It is common for a baby to be fussy at night, especially breastfed babies. After having been tapped all day, mom’s milk supply will be naturally lower in the evening. Unfortunately that’s the time when baby is getting ready for sleep and wants to cluster together several feedings in preparation for (hopefully!) a long sleep cycle. He may be frustrated that the milk is not flowing as fast as he’d like. When the breasts are full of milk there’s more internal pressure and the flow will often be faster than when the breasts are less full, such as in the evenings. This slower flow can make even the most patient of babies be fussy at night.
You can imagine it this way: think of a hot summer day. You’ve become thirsty from playing with the kids and want a drink of water, but rather than go in the house, you throw caution to the wind and turn on the watering hose to get a drink. You drink more than you normally would because that cool, fresh water tastes so great and because you’re really thirsty.
Now imagine instead of producing a good flow, the hose is kinked and the water is flowing really slowly. It’s faster than a drip, but it takes a full minute to get a mouth full. You get really frustrated at how slow the water is flowing because you’re really thirsty and it tastes so good.

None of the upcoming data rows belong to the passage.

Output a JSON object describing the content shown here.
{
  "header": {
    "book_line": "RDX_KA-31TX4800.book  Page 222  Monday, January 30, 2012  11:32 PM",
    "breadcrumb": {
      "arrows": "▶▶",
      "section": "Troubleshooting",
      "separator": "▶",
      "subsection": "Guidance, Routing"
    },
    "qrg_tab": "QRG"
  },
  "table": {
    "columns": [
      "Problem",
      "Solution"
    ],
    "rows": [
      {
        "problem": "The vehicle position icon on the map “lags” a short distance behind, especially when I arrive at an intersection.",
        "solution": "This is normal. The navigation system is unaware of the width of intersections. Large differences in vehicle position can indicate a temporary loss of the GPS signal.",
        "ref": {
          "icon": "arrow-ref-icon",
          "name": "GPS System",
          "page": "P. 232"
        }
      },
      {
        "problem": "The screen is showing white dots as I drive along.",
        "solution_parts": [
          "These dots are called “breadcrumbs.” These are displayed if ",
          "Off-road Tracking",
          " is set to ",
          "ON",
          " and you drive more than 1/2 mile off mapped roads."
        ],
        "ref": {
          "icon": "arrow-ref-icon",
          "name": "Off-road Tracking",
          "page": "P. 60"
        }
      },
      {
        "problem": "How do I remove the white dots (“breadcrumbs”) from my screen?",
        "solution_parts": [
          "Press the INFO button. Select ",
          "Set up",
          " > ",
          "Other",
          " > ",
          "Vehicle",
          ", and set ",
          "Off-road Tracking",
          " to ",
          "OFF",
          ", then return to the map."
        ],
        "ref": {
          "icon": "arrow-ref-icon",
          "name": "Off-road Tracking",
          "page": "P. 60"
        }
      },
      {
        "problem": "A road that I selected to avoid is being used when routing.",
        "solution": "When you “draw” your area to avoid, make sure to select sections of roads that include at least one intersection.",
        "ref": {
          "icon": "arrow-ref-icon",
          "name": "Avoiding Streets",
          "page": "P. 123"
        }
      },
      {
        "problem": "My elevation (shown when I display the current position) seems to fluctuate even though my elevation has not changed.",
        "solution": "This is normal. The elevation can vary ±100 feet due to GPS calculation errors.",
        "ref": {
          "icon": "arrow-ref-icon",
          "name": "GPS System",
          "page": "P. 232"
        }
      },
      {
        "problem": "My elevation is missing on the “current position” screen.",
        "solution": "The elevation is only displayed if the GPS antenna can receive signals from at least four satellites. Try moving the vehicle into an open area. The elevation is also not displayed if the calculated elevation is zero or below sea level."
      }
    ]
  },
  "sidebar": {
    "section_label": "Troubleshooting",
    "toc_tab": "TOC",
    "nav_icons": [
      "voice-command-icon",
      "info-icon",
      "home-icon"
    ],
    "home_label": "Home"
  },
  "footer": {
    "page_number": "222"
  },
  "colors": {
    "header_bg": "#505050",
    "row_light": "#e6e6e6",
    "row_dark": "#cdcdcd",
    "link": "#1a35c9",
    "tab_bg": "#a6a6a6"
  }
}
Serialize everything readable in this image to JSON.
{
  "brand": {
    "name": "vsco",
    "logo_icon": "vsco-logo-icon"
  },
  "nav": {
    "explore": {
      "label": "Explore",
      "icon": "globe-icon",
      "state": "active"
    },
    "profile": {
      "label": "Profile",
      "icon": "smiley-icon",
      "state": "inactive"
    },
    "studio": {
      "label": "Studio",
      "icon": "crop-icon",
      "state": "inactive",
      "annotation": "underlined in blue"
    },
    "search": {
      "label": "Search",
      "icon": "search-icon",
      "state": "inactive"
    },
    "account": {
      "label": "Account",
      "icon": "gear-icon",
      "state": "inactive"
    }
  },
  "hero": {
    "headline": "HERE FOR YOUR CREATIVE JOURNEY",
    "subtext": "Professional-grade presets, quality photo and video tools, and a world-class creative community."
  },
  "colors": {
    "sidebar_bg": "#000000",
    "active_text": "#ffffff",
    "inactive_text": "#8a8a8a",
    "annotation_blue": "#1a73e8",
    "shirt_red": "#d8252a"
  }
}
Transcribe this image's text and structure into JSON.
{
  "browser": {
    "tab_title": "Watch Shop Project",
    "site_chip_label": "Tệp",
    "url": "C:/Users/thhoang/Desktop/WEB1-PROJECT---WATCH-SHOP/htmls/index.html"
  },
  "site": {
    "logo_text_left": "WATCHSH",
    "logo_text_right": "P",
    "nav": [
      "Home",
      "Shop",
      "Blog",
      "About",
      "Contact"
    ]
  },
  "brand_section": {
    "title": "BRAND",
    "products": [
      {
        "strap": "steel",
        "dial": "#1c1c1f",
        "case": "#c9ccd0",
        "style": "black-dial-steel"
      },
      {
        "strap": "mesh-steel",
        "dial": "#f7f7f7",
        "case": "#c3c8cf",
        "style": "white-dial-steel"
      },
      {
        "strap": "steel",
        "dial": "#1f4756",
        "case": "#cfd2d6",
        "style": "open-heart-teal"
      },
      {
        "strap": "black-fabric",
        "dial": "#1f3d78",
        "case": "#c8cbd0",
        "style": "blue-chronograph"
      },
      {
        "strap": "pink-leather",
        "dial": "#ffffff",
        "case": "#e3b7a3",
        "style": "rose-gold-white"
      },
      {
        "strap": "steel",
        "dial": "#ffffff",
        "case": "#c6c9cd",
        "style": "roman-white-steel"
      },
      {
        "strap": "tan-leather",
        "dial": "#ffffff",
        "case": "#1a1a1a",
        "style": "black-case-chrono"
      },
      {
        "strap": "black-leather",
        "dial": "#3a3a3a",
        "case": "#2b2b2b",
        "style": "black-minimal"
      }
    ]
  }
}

That’s a lot like how babies feel in the evening. They’re really hungry and want to bank up a lot of calories for night time, but the milk is flowing frustratingly slow. It is flowing, but baby is drinking the milk as it’s being made. It’s a slow process and a demanding or impatient baby will become very fussy at night.
Add to this the possibility that baby may be tired from a long day and feeling overstimulated and you can easily understand why he may be fussy at night. Here’s what you can do to fend off the fussiness:
- Continue to breastfeed baby as often as he indicates. He may have just finished breastfeeding 30 seconds ago. That’s ok. Just put him back on. All this extra stimulation will tell your body that it needs to pick up the production of milk.
- Switch breasts each time he gets fussy. This one trick may make nighttime fussiness a thing of the past.
- Resist the urge to give a bottle. If you give a bottle and don’t pump that same amount of milk near the same time when you give the bottle, your body will not know that it is not producing enough milk. Without that “knowledge” your body will not make more milk for the next evening and you will be in the same situation, only a little worse. To keep your milk supply strong, don’t give bottles unless you’ve been directed to do so by a health care professional because of baby health problems such as baby not gaining weight.
Work on increasing your milk supply in the evenings and soon baby will not be fussy at night.